The Royal Society’s archives contain two rather odd papers on inventions, neither of which seem to have been realised. The first is a design for a diving bell by Granville Sharpe (1735-1813) who is far better-known as an author and tireless anti-slavery campaigner. The second, a novel idea for a dirigible airship is by the naturalist Henry Smeathman (1742-1786) whose reputation rests on African exploration and on his pioneering paper on the termite colonies of West Africa.
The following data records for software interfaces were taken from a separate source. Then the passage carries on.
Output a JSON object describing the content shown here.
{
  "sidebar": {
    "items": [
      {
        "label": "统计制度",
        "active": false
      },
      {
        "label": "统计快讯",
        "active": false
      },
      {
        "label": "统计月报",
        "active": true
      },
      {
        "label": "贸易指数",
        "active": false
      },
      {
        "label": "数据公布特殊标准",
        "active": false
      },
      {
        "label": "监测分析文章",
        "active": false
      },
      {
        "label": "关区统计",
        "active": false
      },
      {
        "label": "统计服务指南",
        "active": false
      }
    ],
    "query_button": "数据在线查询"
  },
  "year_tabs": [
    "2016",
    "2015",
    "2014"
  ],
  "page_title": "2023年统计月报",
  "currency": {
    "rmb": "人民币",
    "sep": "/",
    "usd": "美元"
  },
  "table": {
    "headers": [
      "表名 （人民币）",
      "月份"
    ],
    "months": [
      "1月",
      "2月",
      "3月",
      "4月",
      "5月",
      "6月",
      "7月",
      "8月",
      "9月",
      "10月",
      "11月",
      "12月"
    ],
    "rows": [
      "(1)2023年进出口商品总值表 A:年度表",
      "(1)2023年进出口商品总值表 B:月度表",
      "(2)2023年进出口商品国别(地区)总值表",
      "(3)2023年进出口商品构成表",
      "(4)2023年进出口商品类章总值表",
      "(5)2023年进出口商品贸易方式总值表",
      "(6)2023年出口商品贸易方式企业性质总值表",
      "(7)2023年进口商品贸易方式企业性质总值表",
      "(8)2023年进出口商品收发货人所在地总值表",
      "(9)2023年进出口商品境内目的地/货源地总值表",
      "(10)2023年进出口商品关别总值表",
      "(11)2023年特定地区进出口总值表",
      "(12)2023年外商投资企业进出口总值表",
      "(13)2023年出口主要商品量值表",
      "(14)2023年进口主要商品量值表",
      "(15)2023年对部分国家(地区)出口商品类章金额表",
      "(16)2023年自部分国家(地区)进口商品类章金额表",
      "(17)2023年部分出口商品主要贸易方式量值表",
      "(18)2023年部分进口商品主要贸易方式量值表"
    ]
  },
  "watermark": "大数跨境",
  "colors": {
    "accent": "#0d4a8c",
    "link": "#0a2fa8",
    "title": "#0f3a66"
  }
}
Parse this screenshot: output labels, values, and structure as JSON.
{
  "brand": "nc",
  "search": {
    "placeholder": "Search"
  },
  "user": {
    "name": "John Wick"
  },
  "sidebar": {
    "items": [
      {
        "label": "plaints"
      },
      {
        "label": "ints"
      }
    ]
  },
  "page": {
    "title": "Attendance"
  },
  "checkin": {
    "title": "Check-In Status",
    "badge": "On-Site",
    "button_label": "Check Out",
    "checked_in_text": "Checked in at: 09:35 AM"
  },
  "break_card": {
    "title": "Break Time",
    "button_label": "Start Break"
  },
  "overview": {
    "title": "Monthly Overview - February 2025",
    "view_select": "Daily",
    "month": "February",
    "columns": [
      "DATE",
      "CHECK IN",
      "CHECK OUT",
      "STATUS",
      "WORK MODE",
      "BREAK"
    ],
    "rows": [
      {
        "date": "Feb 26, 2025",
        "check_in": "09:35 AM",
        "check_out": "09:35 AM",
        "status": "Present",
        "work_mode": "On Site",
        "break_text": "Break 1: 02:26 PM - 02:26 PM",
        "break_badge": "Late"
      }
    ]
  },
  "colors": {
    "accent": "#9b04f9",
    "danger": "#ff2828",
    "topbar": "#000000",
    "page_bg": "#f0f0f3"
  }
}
Neither of these papers was published by the Royal Society and in fact both look quite lethal. Sharp’s scheme shows an upturned boat with a single passenger. The boat is held in a wooden frame and a weighted rope is passed through its keel. By operating a pulley system, the diver supposedly can raise and lower the improvised diving bell. Smeathman’s balloon, with its passengers again carried by a boat in place of the conventional basket, has the control systems in place that would qualify it to be called a dirigible, but his drawings concentrate as much on decorative features of the craft (a patriotic lion and unicorn) as the practicalities of flight.
Eccentric inventions aside, Sharp and Smeathman are linked by another, quite different scheme. They participated in the setting up of the Sierra Leone settlement, the story of which featured in Simon Schama’s book Rough Crossings: Britain, the Slaves and the American Revolution. Smeathman’s experience in Sierra Leone led him to identify the area as having potential to relocate freed slaves and the black poor in London with a degree of self-government. Sharp was one of the scheme’s backers. In 1787 a settlement was founded, called the Province of Freedom and Granville Town established (named in honour of Granville Sharp). Colonists were a mixture of the "black poor", some winning their freedom after siding with the British during the American Revolution. The colony was decimated, largely by disease. Later settlers would create the more successful Freetown.
John Matthews, visiting the Freetown with a Royal Navy vessel after the colony’s foundation, remarked on the contrast to his experience of slavery: "the free man, elated by his liberty, walks with dignity and conscious pride, and looks with an eye of confidence all around".
A voyage to the river Sierra Leone, on the coast of Africa, By John Matthews (1789)